8. Nyjer Morgan
Nyjer Morgan has played with a chip on his shoulder from the day he made his professional debut with Williamsport in the short-season New York-Penn League nine years ago, after the Pirates selected him in the 33rd round from noted baseball powerhouse Walla Walla Community College. Playing with that "I'm going to show you" attitude served Morgan well. Though he was never considered a top prospect and had major shoulder surgery along the way, he got the major leagues in 2007 and is now established as the Brewers' regular center fielder. Yet I worry about Morgan, one of my personal favorites. The chip has only gotten bigger with the more notoriety he has gotten, and I wonder at what point it's going to be a detriment.
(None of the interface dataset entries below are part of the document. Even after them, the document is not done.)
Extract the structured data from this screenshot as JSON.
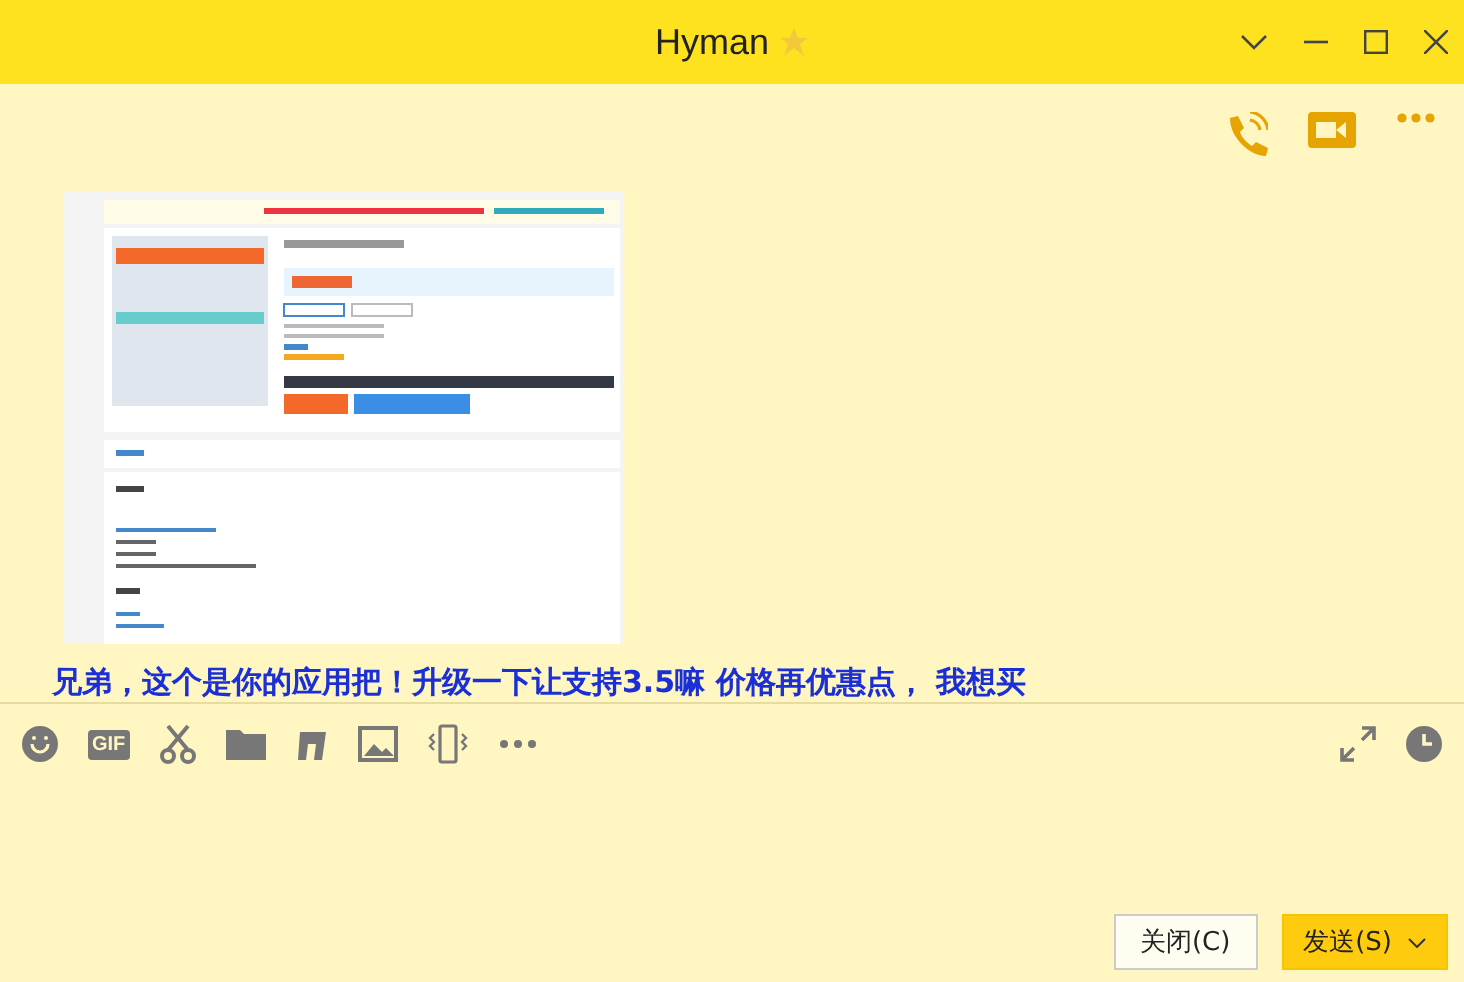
{
  "window": {
    "title": "Hyman"
  },
  "message": {
    "text": "兄弟，这个是你的应用把！升级一下让支持3.5嘛  价格再优惠点， 我想买"
  },
  "toolbar": [
    {
      "kind": "emoji"
    },
    {
      "kind": "gif",
      "label": "GIF"
    },
    {
      "kind": "scissors"
    },
    {
      "kind": "folder"
    },
    {
      "kind": "music"
    },
    {
      "kind": "image"
    },
    {
      "kind": "shake"
    },
    {
      "kind": "more"
    }
  ],
  "buttons": [
    {
      "label": "关闭(C)",
      "kind": "plain"
    },
    {
      "label": "发送(S)",
      "kind": "primary"
    }
  ]
}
I really hope I'm wrong, but I have a feeling Brewers manager Ron Roenicke is going to get tired of Morgan's act this season and you're going to see a lot more of Carlos Gomez or Japanese free agent Norichika Aoki in center field as the season goes on. —John Perrotto
9. Melky Cabrera
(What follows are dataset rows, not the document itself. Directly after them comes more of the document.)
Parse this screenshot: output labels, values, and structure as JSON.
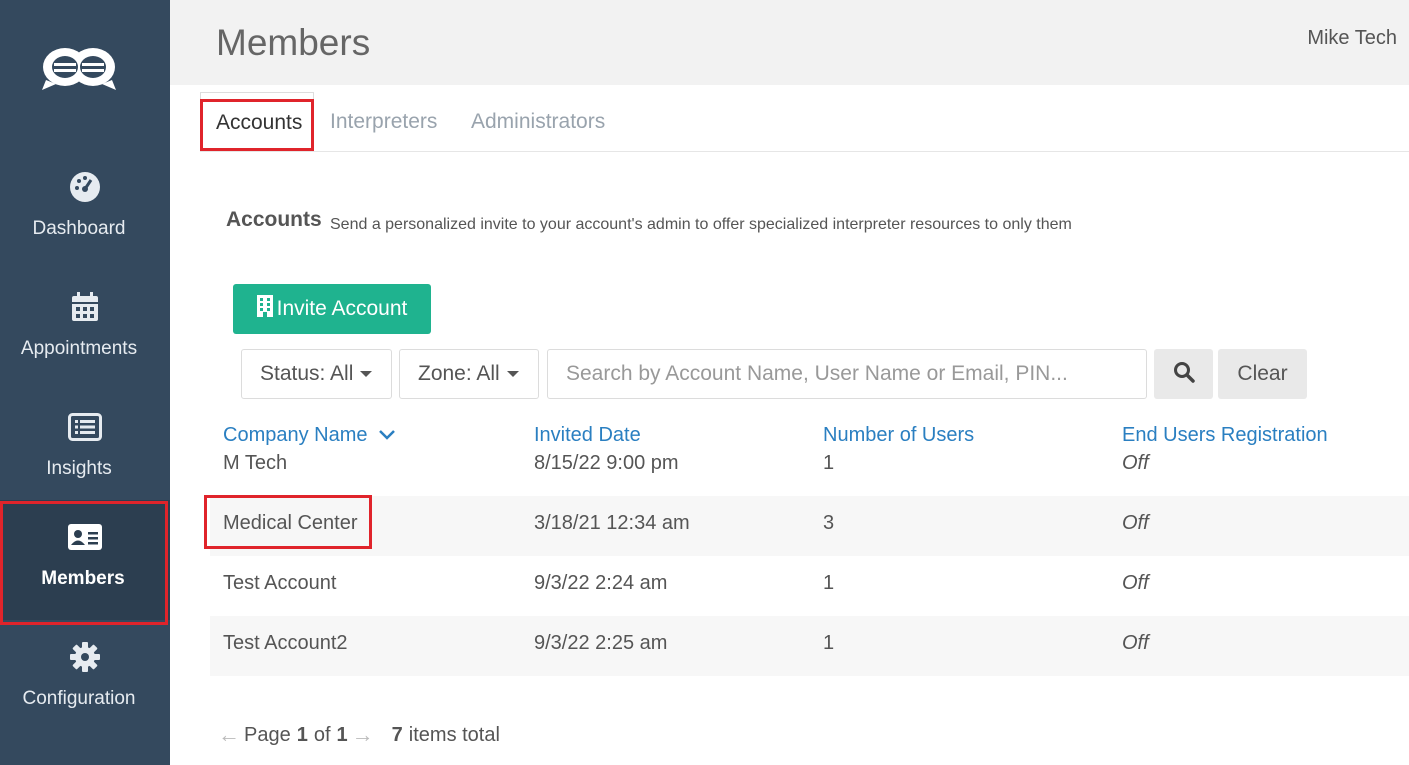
{
  "sidebar": {
    "items": [
      {
        "label": "Dashboard",
        "icon": "dashboard-gauge-icon"
      },
      {
        "label": "Appointments",
        "icon": "calendar-icon"
      },
      {
        "label": "Insights",
        "icon": "list-alt-icon"
      },
      {
        "label": "Members",
        "icon": "id-card-icon",
        "active": true
      },
      {
        "label": "Configuration",
        "icon": "gear-icon"
      }
    ]
  },
  "header": {
    "title": "Members",
    "user": "Mike Tech"
  },
  "tabs": [
    {
      "label": "Accounts",
      "active": true
    },
    {
      "label": "Interpreters"
    },
    {
      "label": "Administrators"
    }
  ],
  "section": {
    "title": "Accounts",
    "description": "Send a personalized invite to your account's admin to offer specialized interpreter resources to only them"
  },
  "toolbar": {
    "invite_label": "Invite Account",
    "status_filter": "Status: All",
    "zone_filter": "Zone: All",
    "search_placeholder": "Search by Account Name, User Name or Email, PIN...",
    "clear_label": "Clear"
  },
  "table": {
    "headers": {
      "company": "Company Name",
      "invited": "Invited Date",
      "users": "Number of Users",
      "registration": "End Users Registration"
    },
    "rows": [
      {
        "company": "M Tech",
        "invited": "8/15/22 9:00 pm",
        "users": "1",
        "registration": "Off"
      },
      {
        "company": "Medical Center",
        "invited": "3/18/21 12:34 am",
        "users": "3",
        "registration": "Off"
      },
      {
        "company": "Test Account",
        "invited": "9/3/22 2:24 am",
        "users": "1",
        "registration": "Off"
      },
      {
        "company": "Test Account2",
        "invited": "9/3/22 2:25 am",
        "users": "1",
        "registration": "Off"
      }
    ]
  },
  "pagination": {
    "page_word": "Page",
    "current": "1",
    "of_word": "of",
    "total_pages": "1",
    "items_total": "7",
    "items_label": "items total"
  },
  "colors": {
    "sidebar_bg": "#34495e",
    "accent_green": "#1fb38f",
    "link_blue": "#2a7fc1",
    "highlight_red": "#e0242b"
  }
}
When the Royals signed Melky Cabrera in December 2010, we all had a good chuckle. At 26, the Melkman had just been non-tendered by the Braves following a season in which he slipped below replacement level (-0.2 WARP) thanks to subpar defense and an anemic .255/.317/.354 line; it figured he would wind up in a place where so many big-league careers have gone to die. Instead, Cabrera responded by hitting a robust .305/.339/.470, good for a .287 True Average (32 points above his career mark) and 2.7 WARP. The Royals sold high, sending him to San Francisco in November in a deal for Jonathan Sanchez.
The move does not bode well. It's not that Cabrera reaped the full benefit of Kauffman Stadium; he hit .289/.323/.418 at home, compared to .321/.354/.518 on the road. Of the six stadiums where he put up OPSes above 1000 in small-sample performances, five of them were in the AL. Now he'll be playing half his games in pitcher-friendly AT&T Park, with a significant share at other hitters' graveyards such as Petco Park, Dodger Stadium and—for interleague play, Safeco Field, Angel Stadium, and the Oakland Coliseum. Meanwhile, Coors Field, the lone NL park where he thrived, remains on his docket. Between that particular menu of ballparks and the general distance he was above his career performance, he's due for a regression. —Jay Jaffe
10. Curtis Granderson
Curtis Granderson set a career high of 41 homers last season. The difference between last season and every other season in his major-league career was that he miraculously learned how to hit left-handed pitchers. It probably isn't fair to call hard work and good coaching "miraculous," but when so many players have the same affliction and are unable to cure it the way Granderson did (with an assist from hitting coach Kevin Long), it sure seems that way. If this is a new skill and Granderson is a new player, then I'm wrong and he won't regress. But, at least for the purposes of this article, I'm betting that the Granderson who hit 20 homers against lefties over six seasons is still in there, wearing a hockey mask, holding some serrated utensil, lurking behind the kitchen door, waiting for the new Granderson, the one who hit 16 homers versus lefties last year, to saunter down for a 3 a.m. sandwich in his PJs. —Matthew Kory